Urban Coyote or Dream Spirit?
Stan Gerht holds a female coyote captured in the Chicago metro area
During the night about 2 a.m. I awoke and glanced out the bedroom window. Trotting quickly past and disappearing into an alley was what appeared to be a coyote. I ran to the back door and out to the gate but the animal was gone. I know what a coyote looks like. The ears ,face,tail,that walk, it had to be but never would I have imagined to see this outside my front door.
The ground was clear of snow after a warm day so no tracks to capture an image . Was this a dream brought on by all the recent reading of Hillerman reservation mystery's? How does one go about checking local sightings? Should this be mentioned to anyone? So many react badly to this kind of information.
Google has an answer to all questions. Of course a university has an urban coyote study and of course it is of the Chicago area. I was very surprised by the findings.
Apparently coyotes are very common in urban areas with Chicago being no exception.
"It's not uncommon to see a coyote pass through an urban or suburban neighborhood."
“We couldn't find an area in Chicago where there weren't coyotes,” Gehrt said.
Urban coyotes are more active at night and so seldom seen by people. They live longer lives in urban areas than rural counterparts and do a real service by eating pests like rodents and canadian geese eggs.
So it looks like I may have seen a real coyote and not some mythical native american appariton.
STAN GEHRT research news archives
Seed Magazine Wily Coyote moves to windy city
Wild About Pets pictures of Chicago coyotes
An excellent radio interview with Stan Gehrt about coyotes in urban areas to which that you can listen, as well as great pictures.
Chicago Wilderness Magazine predator comeback
the coyote baby boom of the late 1990s in Cook County provoked the largest study of urban coyotes to date in the world. Authored by Gehrt and a team working with Max McGraw, around 200 radio-collared coyotes were tracked for six years. Results have suggested that as many as 2,000 coyotes may be making a good living in the county and that their presence as keystone predator is far more beneficial than dangerous. Only five of the collared coyotes have been removed as nuisances, and there have been no reports of coyotes biting humans in Cook County. (Compare that to 3,000 dog bites reported most years.) The coyotes’ main diet of voles and other small mammal pests has had a significant effect on rodent control, and, to some extent, on the overpopulation of white-tailed deer. They have even been credited with checking the growth of Canada goose flocks that burgeoned in the 1980s. A recent videotape study found coyotes raiding goose nests for eggs.
“They’re an important part of the ecosystem,” says Glowacki, “and we definitely don’t want them gone.”
But what about cougars?
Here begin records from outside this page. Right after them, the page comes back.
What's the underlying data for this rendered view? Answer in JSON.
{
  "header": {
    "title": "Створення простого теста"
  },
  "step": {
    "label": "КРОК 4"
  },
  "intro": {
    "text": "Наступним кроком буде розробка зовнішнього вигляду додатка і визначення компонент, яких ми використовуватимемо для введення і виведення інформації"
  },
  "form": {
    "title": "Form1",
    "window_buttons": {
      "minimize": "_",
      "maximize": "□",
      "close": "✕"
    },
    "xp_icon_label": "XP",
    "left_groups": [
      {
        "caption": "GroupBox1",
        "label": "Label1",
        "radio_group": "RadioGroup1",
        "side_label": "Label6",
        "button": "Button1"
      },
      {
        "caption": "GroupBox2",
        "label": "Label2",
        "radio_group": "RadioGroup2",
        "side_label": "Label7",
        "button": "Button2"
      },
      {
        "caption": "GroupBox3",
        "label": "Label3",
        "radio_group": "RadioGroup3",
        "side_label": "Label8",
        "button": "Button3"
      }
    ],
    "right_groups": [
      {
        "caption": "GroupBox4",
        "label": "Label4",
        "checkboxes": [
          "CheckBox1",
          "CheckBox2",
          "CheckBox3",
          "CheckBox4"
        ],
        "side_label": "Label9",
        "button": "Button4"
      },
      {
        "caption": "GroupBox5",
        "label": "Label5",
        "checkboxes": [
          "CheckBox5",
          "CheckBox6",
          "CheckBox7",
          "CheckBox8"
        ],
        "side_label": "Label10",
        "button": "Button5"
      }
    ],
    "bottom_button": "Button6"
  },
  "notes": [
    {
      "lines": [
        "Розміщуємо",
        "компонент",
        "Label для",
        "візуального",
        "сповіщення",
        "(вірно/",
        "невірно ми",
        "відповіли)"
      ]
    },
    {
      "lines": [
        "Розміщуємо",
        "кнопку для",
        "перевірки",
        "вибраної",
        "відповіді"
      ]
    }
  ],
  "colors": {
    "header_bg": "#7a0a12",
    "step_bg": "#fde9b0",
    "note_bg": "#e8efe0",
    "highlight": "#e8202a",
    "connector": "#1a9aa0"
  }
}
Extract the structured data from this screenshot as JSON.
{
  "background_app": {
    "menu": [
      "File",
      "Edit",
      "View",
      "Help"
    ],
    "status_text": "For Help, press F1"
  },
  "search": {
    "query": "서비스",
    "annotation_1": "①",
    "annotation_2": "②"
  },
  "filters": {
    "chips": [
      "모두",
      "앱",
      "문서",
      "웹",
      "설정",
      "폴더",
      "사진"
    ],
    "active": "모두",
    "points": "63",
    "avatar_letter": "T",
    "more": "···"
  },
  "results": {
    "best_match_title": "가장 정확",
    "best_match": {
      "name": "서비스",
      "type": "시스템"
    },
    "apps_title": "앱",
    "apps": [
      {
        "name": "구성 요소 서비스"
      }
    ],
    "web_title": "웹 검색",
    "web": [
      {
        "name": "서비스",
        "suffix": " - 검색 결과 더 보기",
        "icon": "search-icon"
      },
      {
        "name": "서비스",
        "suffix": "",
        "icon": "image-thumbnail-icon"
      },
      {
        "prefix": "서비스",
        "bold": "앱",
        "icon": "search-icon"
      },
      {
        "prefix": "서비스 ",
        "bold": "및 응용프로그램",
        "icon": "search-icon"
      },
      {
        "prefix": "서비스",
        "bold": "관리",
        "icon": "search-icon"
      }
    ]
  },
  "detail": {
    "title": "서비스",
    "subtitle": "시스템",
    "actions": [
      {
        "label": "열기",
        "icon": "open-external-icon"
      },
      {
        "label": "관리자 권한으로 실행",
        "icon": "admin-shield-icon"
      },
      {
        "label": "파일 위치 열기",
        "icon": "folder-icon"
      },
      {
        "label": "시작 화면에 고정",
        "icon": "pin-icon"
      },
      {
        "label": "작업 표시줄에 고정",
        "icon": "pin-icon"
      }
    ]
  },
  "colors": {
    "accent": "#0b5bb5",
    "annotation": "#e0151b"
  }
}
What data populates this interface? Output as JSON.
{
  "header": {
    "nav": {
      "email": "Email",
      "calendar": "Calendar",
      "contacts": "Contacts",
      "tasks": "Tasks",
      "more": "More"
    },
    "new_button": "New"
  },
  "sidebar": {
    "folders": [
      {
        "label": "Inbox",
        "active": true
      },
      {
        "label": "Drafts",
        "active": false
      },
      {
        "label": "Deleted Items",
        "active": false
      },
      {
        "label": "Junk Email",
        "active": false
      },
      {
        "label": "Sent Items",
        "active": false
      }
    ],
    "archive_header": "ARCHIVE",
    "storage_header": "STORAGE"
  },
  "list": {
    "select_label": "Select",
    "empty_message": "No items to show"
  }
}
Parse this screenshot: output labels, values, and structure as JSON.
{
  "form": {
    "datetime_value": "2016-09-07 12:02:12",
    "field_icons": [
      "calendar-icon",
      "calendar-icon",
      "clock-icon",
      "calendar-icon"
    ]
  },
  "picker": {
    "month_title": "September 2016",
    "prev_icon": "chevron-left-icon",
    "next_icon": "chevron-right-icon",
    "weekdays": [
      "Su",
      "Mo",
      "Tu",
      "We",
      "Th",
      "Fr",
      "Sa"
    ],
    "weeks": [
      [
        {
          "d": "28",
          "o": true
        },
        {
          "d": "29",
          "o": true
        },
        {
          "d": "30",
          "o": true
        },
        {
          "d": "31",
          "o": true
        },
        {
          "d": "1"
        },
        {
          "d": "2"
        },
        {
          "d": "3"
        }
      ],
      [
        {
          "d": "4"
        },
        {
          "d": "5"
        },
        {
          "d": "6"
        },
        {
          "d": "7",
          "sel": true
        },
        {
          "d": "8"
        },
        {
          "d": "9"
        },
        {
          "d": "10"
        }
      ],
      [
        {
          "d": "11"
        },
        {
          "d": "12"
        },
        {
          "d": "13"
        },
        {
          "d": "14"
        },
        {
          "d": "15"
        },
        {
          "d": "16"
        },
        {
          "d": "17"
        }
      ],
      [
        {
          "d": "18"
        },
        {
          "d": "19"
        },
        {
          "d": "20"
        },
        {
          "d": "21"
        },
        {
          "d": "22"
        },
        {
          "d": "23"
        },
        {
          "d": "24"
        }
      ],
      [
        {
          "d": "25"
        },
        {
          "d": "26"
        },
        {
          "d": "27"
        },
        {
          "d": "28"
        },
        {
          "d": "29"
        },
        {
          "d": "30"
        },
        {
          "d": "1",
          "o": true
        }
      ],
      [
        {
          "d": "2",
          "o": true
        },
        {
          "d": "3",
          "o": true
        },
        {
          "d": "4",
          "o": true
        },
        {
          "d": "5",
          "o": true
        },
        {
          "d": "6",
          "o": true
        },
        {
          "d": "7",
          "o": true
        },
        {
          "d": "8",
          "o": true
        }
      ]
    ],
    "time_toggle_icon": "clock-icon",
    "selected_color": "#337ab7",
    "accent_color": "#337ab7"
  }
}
How much of that historic territory can we give back to a predator with a record, however rare, of attacking human beings? As a matter of public safety, won’t we really be forced to shoot or relocate them all?
“That’s a legitimate question,” says Gehrt. “The cold, hard truth is that it’s not easy to hunt down or trap mountain lions. In fact, it’s pretty hard. And they’re serving a role in an ecosystem that has been out of whack in and around the cities for a long time. They can have an effect on the overabundance of white-tailed deer, which are a major problem for property damage and even death. There are many, many more people killed in auto collisions with deer than will ever be killed by cougars. Still, the only time we hear about the large predators is when they’re in conflict with people, which means that any suggestion for management programs will have to deal with public fear.